  3. For Viewer Protocol Policy select Redirect HTTP to HTTPS
  4. Select Compress object automatically
  5. Under Alternate Domain Names enter the www subdomain. I.e., for me it would www.mathieuhendey.com
  6. Select the Custom SSL Certificate radio button. The certificate you created in Certificate Manager should auto-populate it, select it.
    1. If your certificate isn’t appearing, go back to Certificate Manager and make sure you created it in the N. Virginia region.
  7. Leave Default Root Object blank. Again, I don’t know why, but it caused me issues.

Get a tea or coffee

Now we need to wait for the CloudFront distributions to be created. This can take a while, not too long, but enough to replenish the tea supply.

When you come back, hopefully, the distributions will have created, because now it’s back to Route 53.

Changing Route 53 A aliases to point to CloudFront distributions

In the CloudFront console you should see both your distributions, along with a domain name. Just keep a note of which distribution belongs to which of your buckets because now it’s back to Route 53 to change the A records we added earlier.

Go to the Hosted zones page and select the one you created earlier, (for me it’s mathieuhendey.com).

You may see a few new records that were automatically created when Certificate Manager was doing its thing, these are fine.

Modify the record for the bare domain to point to the CloudFront distribution. It should give you a dropdown. Now do the same for the www subdomain and point it to its CloudFront distribution.

The end

And that should be it. Now, when you visit http://mathieuhendey.com, you will be redirected to https://mathieuhendey.com. And when you visit http://www.mathieuhendey.com or https://www.mathieuhendey.com, you will still be redirected to https://mathieuhendey.com.

Stay tuned for a post in which I’ll talk about Hugo, the static site generator I’m using at the moment (and which you’re reading right now).

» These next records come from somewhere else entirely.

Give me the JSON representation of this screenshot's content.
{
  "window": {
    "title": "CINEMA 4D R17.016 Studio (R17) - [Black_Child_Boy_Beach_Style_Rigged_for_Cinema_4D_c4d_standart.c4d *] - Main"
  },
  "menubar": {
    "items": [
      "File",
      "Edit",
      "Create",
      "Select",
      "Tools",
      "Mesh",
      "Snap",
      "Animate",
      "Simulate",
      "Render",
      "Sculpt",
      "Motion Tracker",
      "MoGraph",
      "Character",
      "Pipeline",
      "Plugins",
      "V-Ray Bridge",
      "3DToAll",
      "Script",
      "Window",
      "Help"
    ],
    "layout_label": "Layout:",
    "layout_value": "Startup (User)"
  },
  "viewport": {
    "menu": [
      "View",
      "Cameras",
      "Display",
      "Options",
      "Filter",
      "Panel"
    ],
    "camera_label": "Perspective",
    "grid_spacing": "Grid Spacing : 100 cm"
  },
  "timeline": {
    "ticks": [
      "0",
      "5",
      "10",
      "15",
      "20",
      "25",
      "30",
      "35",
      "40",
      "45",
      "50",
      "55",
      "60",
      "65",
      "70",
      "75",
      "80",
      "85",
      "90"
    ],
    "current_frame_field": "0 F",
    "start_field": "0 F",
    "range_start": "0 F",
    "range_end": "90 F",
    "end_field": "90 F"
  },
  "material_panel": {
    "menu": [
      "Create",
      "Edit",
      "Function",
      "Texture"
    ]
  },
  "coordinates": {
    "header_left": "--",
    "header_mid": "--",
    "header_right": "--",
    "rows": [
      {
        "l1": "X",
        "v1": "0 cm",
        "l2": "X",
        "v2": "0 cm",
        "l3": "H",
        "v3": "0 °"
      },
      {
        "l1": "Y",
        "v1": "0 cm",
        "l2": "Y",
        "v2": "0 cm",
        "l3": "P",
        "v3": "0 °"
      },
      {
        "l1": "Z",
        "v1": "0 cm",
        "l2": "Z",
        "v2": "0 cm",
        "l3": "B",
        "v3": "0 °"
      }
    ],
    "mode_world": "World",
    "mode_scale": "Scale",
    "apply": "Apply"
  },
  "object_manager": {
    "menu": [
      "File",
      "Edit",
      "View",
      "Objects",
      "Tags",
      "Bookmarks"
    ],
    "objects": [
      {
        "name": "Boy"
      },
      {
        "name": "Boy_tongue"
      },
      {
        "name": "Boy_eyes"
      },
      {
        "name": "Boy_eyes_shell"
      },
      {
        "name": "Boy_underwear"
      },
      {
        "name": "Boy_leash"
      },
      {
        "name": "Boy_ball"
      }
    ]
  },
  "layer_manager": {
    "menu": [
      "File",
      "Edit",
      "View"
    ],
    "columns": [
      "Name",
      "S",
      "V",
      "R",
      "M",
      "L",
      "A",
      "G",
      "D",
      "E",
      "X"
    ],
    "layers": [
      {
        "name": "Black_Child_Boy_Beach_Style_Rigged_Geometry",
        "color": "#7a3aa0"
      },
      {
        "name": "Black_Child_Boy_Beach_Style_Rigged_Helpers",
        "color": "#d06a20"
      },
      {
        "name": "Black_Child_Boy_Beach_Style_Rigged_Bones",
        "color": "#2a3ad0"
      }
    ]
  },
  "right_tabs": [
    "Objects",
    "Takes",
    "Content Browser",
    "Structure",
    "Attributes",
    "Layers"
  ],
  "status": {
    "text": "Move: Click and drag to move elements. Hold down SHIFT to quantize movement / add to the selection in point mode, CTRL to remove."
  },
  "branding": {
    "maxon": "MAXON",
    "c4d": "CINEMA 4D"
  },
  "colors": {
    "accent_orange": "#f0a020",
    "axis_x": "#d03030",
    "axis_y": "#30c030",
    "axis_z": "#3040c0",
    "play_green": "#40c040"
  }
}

  1. https://console.aws.amazon.com/route53/home#DomainListing ↩︎

  2. https://eu-west-1.console.aws.amazon.com/acm/home?region=eu-west-1#/ ↩︎